After 24 hours, paint your “two” sections adding delicate frogtape where needed.
Repeat for each of the section groups.
Add texture, if desired.
You could easily leave this color blocked without the texture, but being that I was modeling this off of a rug, I wanted to give it some dimension.
I used just a small paint brush you would use for regular art and my laser level to make a dotted line.
I alternated the colors in each color block much like the rug did with its fibers.
I would highly suggest choosing which colors to alternate before getting going on.
Now the moment you've been waiting for… THE BIG REVEAL!!
If you want straight lines, Frogtape is where it's at!
I went into this thinking it was going to be time consuming and sort of hard.
Turns out it was probably one of the easier projects I've completed this year thanks to Frogtape!
Now all that's left for this DIY home office accent wall is to style my office to make this my video chat background.
Drop a comment below and let me know what you think!
Frequently Asked Questions
When you are laying the Frogtape on your wall, do your best to not pull too hard and stretch the tape. Once it is on the wall, use a plastic credit card-sized piece to remove any bubbles. Then, when applying your paint, roll right over the top of the Frogtape to activate the seal.
In my experience, Frogtape is the only one that has never let me down. No paint bleed and easy application and removal.
I used the delicate surface Frogtape for the sections that were painted in the last 24 hours. The multi-surface Frogtape is great for any wall that has been painted for a while.
Ya it does! It still has the activating ingredient, so as long as you follow the technique mentioned in this post, you'll be good to go for any surface!

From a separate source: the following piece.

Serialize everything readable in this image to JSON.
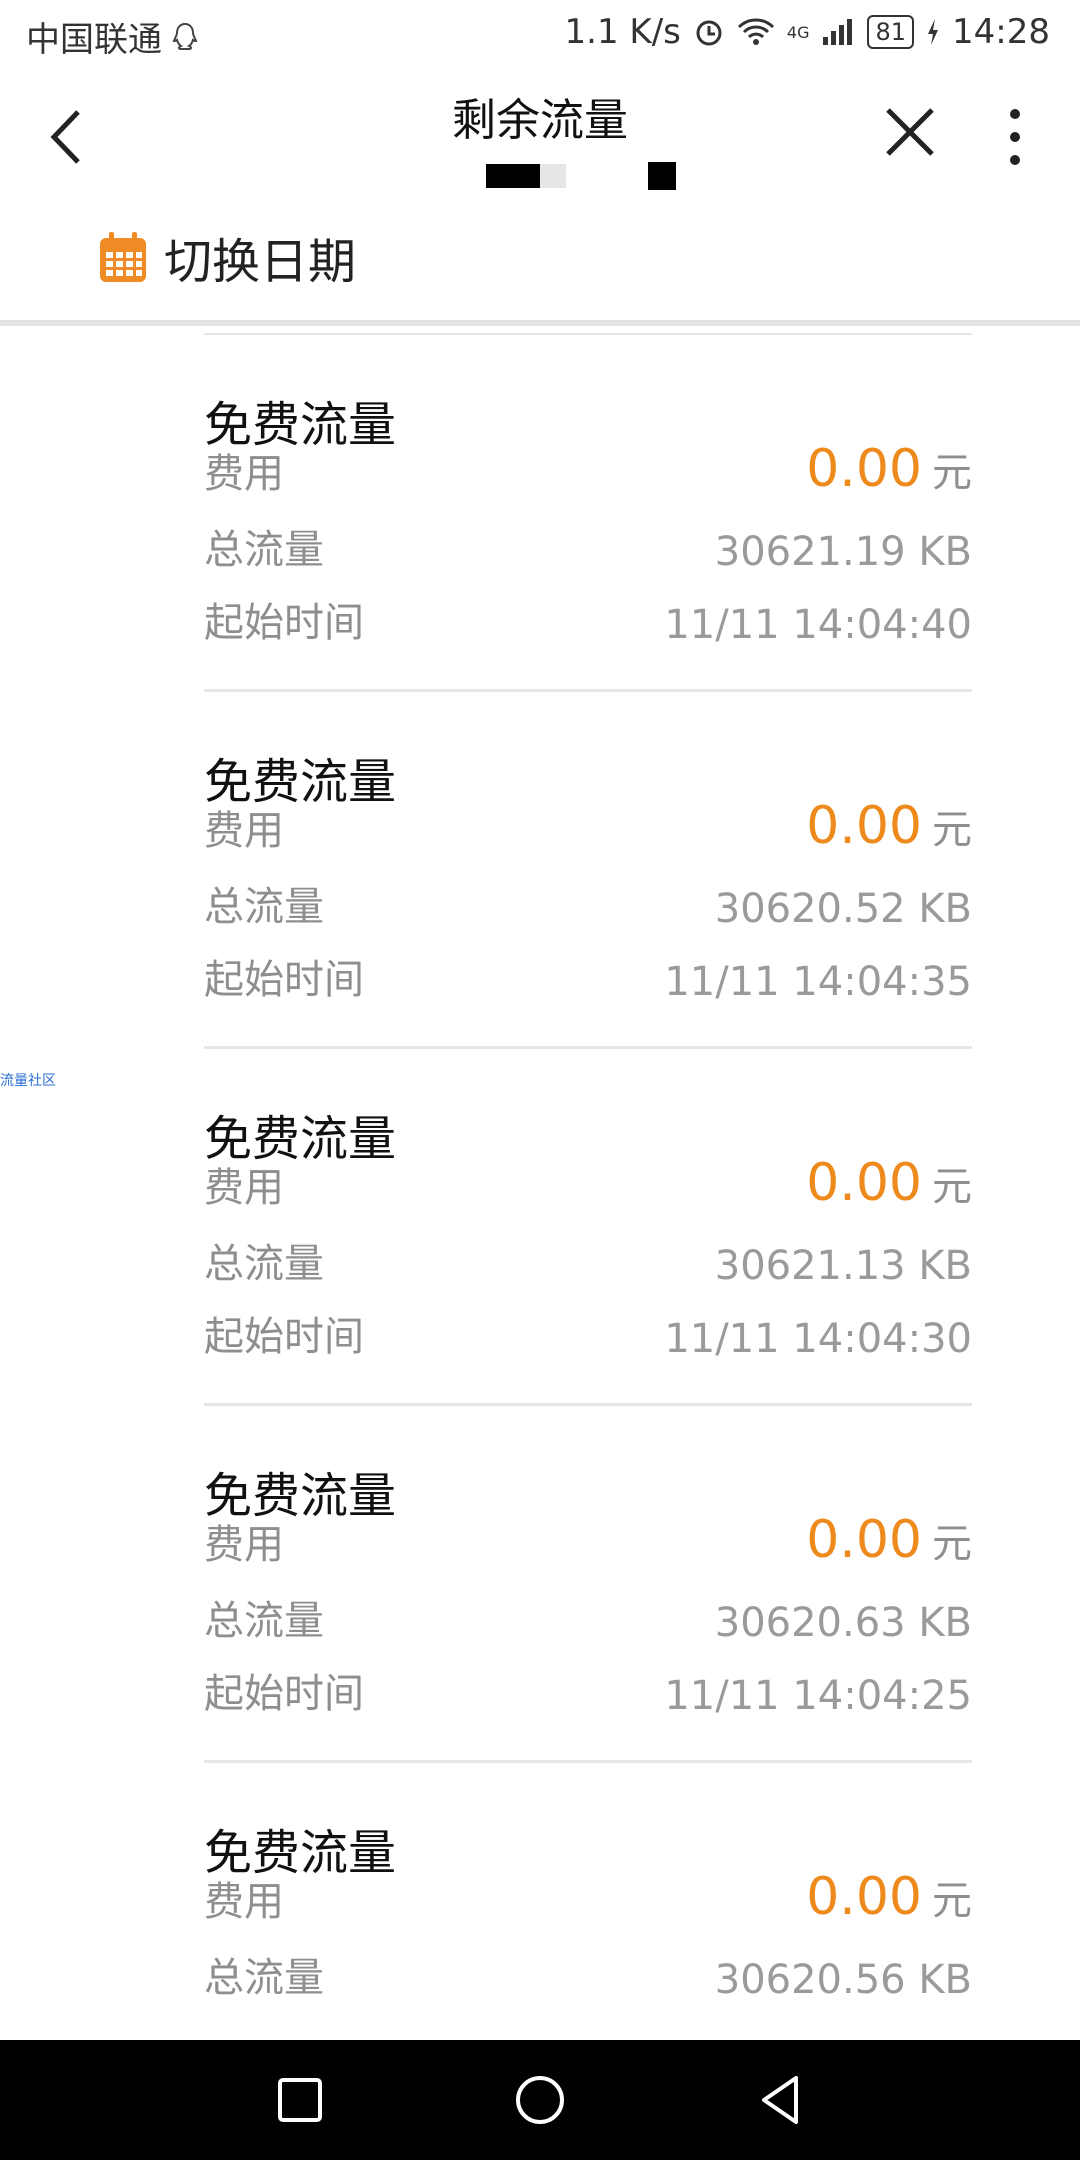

No, no! It is best to take the Frogtape off while the paint is still wet, so they don't dry together and pull the paint when you remove it.
Want to watch the video for this post?
You're in luck!
I saved my entire tutorial in a highlight bubble on my Instagram page. Head over to my profile and look for the circle that says “Office Mural.”
And be sure to follow me for more Frogtape projects, too!